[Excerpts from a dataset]
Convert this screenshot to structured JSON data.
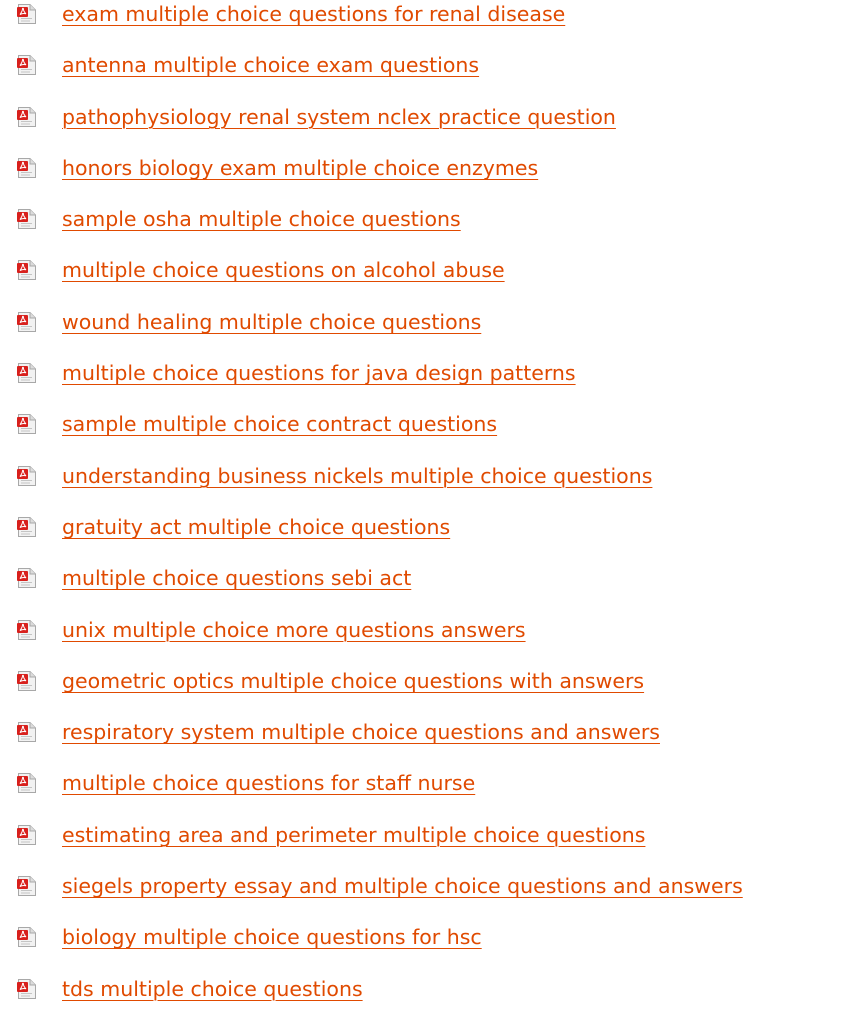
{
  "links": [
    {
      "label": "exam multiple choice questions for renal disease",
      "icon": "pdf-file-icon"
    },
    {
      "label": "antenna multiple choice exam questions",
      "icon": "pdf-file-icon"
    },
    {
      "label": "pathophysiology renal system nclex practice question",
      "icon": "pdf-file-icon"
    },
    {
      "label": "honors biology exam multiple choice enzymes",
      "icon": "pdf-file-icon"
    },
    {
      "label": "sample osha multiple choice questions",
      "icon": "pdf-file-icon"
    },
    {
      "label": "multiple choice questions on alcohol abuse",
      "icon": "pdf-file-icon"
    },
    {
      "label": "wound healing multiple choice questions",
      "icon": "pdf-file-icon"
    },
    {
      "label": "multiple choice questions for java design patterns",
      "icon": "pdf-file-icon"
    },
    {
      "label": "sample multiple choice contract questions",
      "icon": "pdf-file-icon"
    },
    {
      "label": "understanding business nickels multiple choice questions",
      "icon": "pdf-file-icon"
    },
    {
      "label": "gratuity act multiple choice questions",
      "icon": "pdf-file-icon"
    },
    {
      "label": "multiple choice questions sebi act",
      "icon": "pdf-file-icon"
    },
    {
      "label": "unix multiple choice more questions answers",
      "icon": "pdf-file-icon"
    },
    {
      "label": "geometric optics multiple choice questions with answers",
      "icon": "pdf-file-icon"
    },
    {
      "label": "respiratory system multiple choice questions and answers",
      "icon": "pdf-file-icon"
    },
    {
      "label": "multiple choice questions for staff nurse",
      "icon": "pdf-file-icon"
    },
    {
      "label": "estimating area and perimeter multiple choice questions",
      "icon": "pdf-file-icon"
    },
    {
      "label": "siegels property essay and multiple choice questions and answers",
      "icon": "pdf-file-icon"
    },
    {
      "label": "biology multiple choice questions for hsc",
      "icon": "pdf-file-icon"
    },
    {
      "label": "tds multiple choice questions",
      "icon": "pdf-file-icon"
    }
  ],
  "colors": {
    "link": "#e04a00",
    "icon_red": "#d8201c",
    "icon_paper": "#f4f4f4"
  }
}
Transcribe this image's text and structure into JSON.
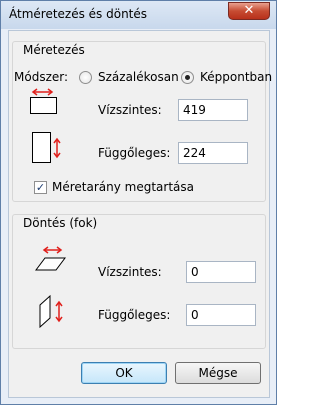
{
  "window": {
    "title": "Átméretezés és döntés",
    "close_glyph": "✕"
  },
  "resize": {
    "group_label": "Méretezés",
    "method_label": "Módszer:",
    "method_options": [
      {
        "label": "Százalékosan",
        "checked": false
      },
      {
        "label": "Képpontban",
        "checked": true
      }
    ],
    "horizontal_label": "Vízszintes:",
    "horizontal_value": "419",
    "vertical_label": "Függőleges:",
    "vertical_value": "224",
    "keep_ratio_label": "Méretarány megtartása",
    "keep_ratio_checked": true
  },
  "skew": {
    "group_label": "Döntés (fok)",
    "horizontal_label": "Vízszintes:",
    "horizontal_value": "0",
    "vertical_label": "Függőleges:",
    "vertical_value": "0"
  },
  "buttons": {
    "ok_label": "OK",
    "cancel_label": "Mégse"
  },
  "colors": {
    "arrow": "#e0201c",
    "close_button": "#c74c32"
  },
  "icons": {
    "resize_horizontal": "resize-horizontal-icon",
    "resize_vertical": "resize-vertical-icon",
    "skew_horizontal": "skew-horizontal-icon",
    "skew_vertical": "skew-vertical-icon"
  }
}
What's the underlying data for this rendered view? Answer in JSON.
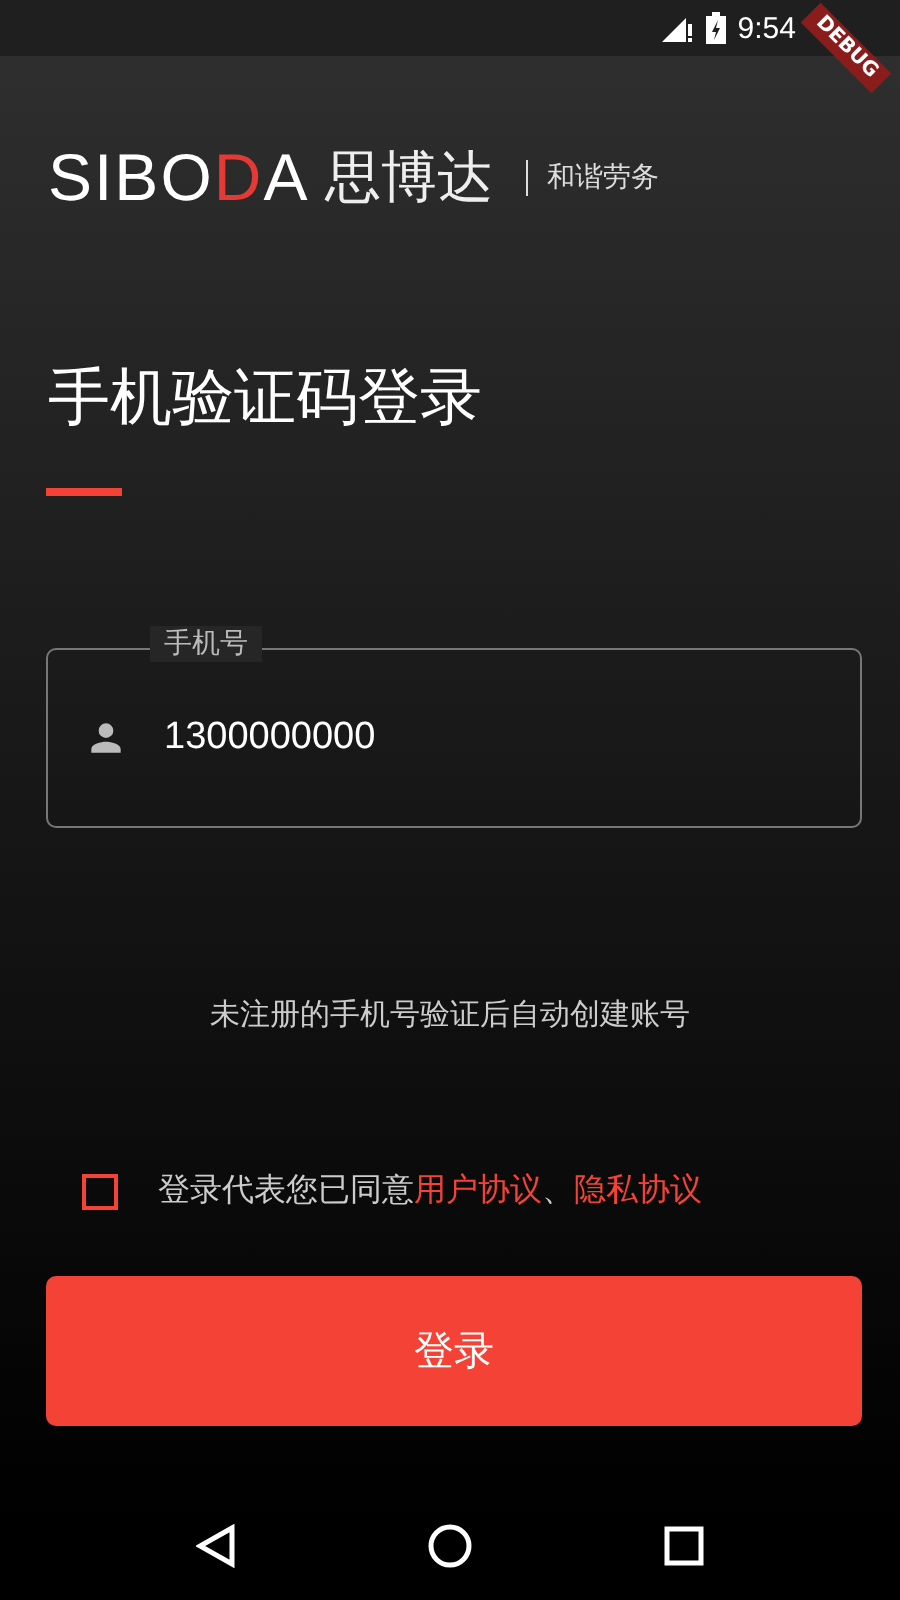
{
  "status_bar": {
    "time": "9:54",
    "debug_banner": "DEBUG"
  },
  "logo": {
    "wordmark_start": "SIBO",
    "wordmark_accent": "D",
    "wordmark_end": "A",
    "chinese_name": "思博达",
    "slogan": "和谐劳务"
  },
  "title": "手机验证码登录",
  "phone_field": {
    "label": "手机号",
    "value": "1300000000"
  },
  "hint": "未注册的手机号验证后自动创建账号",
  "agreement": {
    "checked": false,
    "text": "登录代表您已同意",
    "links": [
      {
        "label": "用户协议"
      },
      {
        "label": "隐私协议"
      }
    ],
    "separator": "、"
  },
  "login_button": "登录"
}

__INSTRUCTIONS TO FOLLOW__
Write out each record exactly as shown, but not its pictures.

__ANSWER FOR THIS EXERCISE__
Convert this screenshot to structured JSON data.
{
  "links": [
    {
      "label": "exam multiple choice questions for renal disease",
      "icon": "pdf-file-icon"
    },
    {
      "label": "antenna multiple choice exam questions",
      "icon": "pdf-file-icon"
    },
    {
      "label": "pathophysiology renal system nclex practice question",
      "icon": "pdf-file-icon"
    },
    {
      "label": "honors biology exam multiple choice enzymes",
      "icon": "pdf-file-icon"
    },
    {
      "label": "sample osha multiple choice questions",
      "icon": "pdf-file-icon"
    },
    {
      "label": "multiple choice questions on alcohol abuse",
      "icon": "pdf-file-icon"
    },
    {
      "label": "wound healing multiple choice questions",
      "icon": "pdf-file-icon"
    },
    {
      "label": "multiple choice questions for java design patterns",
      "icon": "pdf-file-icon"
    },
    {
      "label": "sample multiple choice contract questions",
      "icon": "pdf-file-icon"
    },
    {
      "label": "understanding business nickels multiple choice questions",
      "icon": "pdf-file-icon"
    },
    {
      "label": "gratuity act multiple choice questions",
      "icon": "pdf-file-icon"
    },
    {
      "label": "multiple choice questions sebi act",
      "icon": "pdf-file-icon"
    },
    {
      "label": "unix multiple choice more questions answers",
      "icon": "pdf-file-icon"
    },
    {
      "label": "geometric optics multiple choice questions with answers",
      "icon": "pdf-file-icon"
    },
    {
      "label": "respiratory system multiple choice questions and answers",
      "icon": "pdf-file-icon"
    },
    {
      "label": "multiple choice questions for staff nurse",
      "icon": "pdf-file-icon"
    },
    {
      "label": "estimating area and perimeter multiple choice questions",
      "icon": "pdf-file-icon"
    },
    {
      "label": "siegels property essay and multiple choice questions and answers",
      "icon": "pdf-file-icon"
    },
    {
      "label": "biology multiple choice questions for hsc",
      "icon": "pdf-file-icon"
    },
    {
      "label": "tds multiple choice questions",
      "icon": "pdf-file-icon"
    }
  ],
  "colors": {
    "link": "#e04a00",
    "icon_red": "#d8201c",
    "icon_paper": "#f4f4f4"
  }
}
Transcribe this image's text and structure into JSON.
{
  "window": {
    "title": "Átméretezés és döntés",
    "close_glyph": "✕"
  },
  "resize": {
    "group_label": "Méretezés",
    "method_label": "Módszer:",
    "method_options": [
      {
        "label": "Százalékosan",
        "checked": false
      },
      {
        "label": "Képpontban",
        "checked": true
      }
    ],
    "horizontal_label": "Vízszintes:",
    "horizontal_value": "419",
    "vertical_label": "Függőleges:",
    "vertical_value": "224",
    "keep_ratio_label": "Méretarány megtartása",
    "keep_ratio_checked": true
  },
  "skew": {
    "group_label": "Döntés (fok)",
    "horizontal_label": "Vízszintes:",
    "horizontal_value": "0",
    "vertical_label": "Függőleges:",
    "vertical_value": "0"
  },
  "buttons": {
    "ok_label": "OK",
    "cancel_label": "Mégse"
  },
  "colors": {
    "arrow": "#e0201c",
    "close_button": "#c74c32"
  },
  "icons": {
    "resize_horizontal": "resize-horizontal-icon",
    "resize_vertical": "resize-vertical-icon",
    "skew_horizontal": "skew-horizontal-icon",
    "skew_vertical": "skew-vertical-icon"
  }
}
What's the underlying data for this rendered view? Answer in JSON.
{
  "status_bar": {
    "time": "9:54",
    "debug_banner": "DEBUG"
  },
  "logo": {
    "wordmark_start": "SIBO",
    "wordmark_accent": "D",
    "wordmark_end": "A",
    "chinese_name": "思博达",
    "slogan": "和谐劳务"
  },
  "title": "手机验证码登录",
  "phone_field": {
    "label": "手机号",
    "value": "1300000000"
  },
  "hint": "未注册的手机号验证后自动创建账号",
  "agreement": {
    "checked": false,
    "text": "登录代表您已同意",
    "links": [
      {
        "label": "用户协议"
      },
      {
        "label": "隐私协议"
      }
    ],
    "separator": "、"
  },
  "login_button": "登录"
}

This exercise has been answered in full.